Element data from apps and pages:
___

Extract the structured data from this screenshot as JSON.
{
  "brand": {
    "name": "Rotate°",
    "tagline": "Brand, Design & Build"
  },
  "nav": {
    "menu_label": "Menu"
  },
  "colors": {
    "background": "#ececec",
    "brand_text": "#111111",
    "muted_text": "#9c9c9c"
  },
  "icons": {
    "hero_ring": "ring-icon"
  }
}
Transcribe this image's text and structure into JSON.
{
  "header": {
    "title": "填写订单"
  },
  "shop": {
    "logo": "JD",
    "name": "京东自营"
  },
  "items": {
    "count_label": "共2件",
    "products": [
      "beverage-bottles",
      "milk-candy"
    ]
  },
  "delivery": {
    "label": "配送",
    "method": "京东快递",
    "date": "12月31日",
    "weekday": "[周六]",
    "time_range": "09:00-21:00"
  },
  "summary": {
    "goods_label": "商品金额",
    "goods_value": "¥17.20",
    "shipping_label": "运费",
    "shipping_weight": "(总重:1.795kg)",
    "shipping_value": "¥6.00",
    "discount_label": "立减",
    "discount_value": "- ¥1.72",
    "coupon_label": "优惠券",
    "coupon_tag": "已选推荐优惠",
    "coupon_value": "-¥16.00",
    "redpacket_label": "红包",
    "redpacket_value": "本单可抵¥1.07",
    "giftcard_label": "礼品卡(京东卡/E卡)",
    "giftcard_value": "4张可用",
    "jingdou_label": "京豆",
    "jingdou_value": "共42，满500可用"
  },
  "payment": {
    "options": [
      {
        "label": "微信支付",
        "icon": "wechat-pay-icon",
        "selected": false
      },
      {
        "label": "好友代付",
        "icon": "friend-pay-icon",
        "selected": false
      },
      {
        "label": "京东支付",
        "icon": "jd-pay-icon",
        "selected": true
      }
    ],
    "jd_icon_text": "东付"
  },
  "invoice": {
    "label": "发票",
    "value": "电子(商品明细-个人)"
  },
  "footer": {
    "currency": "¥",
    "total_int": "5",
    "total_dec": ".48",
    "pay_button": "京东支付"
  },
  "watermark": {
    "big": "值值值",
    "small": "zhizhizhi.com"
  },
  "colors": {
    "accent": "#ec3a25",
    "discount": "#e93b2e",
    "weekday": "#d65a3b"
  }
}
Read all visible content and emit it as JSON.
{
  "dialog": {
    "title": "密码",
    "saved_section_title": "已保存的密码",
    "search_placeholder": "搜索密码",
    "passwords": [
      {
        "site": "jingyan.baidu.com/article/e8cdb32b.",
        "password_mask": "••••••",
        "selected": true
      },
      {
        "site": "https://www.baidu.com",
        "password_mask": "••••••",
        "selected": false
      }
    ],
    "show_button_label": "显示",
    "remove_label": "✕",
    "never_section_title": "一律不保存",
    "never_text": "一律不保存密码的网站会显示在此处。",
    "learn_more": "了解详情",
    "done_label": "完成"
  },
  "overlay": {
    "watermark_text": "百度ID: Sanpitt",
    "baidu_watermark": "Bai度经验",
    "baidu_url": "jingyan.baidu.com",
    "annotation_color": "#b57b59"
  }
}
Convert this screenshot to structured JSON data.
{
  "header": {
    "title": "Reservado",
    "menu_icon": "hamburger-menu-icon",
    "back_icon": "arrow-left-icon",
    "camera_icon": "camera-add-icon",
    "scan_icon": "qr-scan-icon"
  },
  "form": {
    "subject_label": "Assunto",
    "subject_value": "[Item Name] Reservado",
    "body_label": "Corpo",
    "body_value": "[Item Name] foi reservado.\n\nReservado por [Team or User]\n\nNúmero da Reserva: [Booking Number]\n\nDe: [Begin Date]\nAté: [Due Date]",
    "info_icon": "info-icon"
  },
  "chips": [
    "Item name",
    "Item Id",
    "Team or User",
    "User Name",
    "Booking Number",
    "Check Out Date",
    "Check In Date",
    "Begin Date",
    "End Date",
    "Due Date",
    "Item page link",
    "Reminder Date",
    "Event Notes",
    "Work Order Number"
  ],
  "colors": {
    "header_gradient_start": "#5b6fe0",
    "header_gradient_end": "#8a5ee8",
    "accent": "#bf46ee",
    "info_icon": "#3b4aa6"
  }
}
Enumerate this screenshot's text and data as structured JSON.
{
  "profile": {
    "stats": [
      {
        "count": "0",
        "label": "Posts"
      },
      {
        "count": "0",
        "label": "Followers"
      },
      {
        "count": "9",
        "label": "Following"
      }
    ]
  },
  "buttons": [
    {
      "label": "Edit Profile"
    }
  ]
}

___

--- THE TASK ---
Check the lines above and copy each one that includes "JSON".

--- TASK SOLUTION ---
Extract the structured data from this screenshot as JSON.
Transcribe this image's text and structure into JSON.
Read all visible content and emit it as JSON.
Convert this screenshot to structured JSON data.
Enumerate this screenshot's text and data as structured JSON.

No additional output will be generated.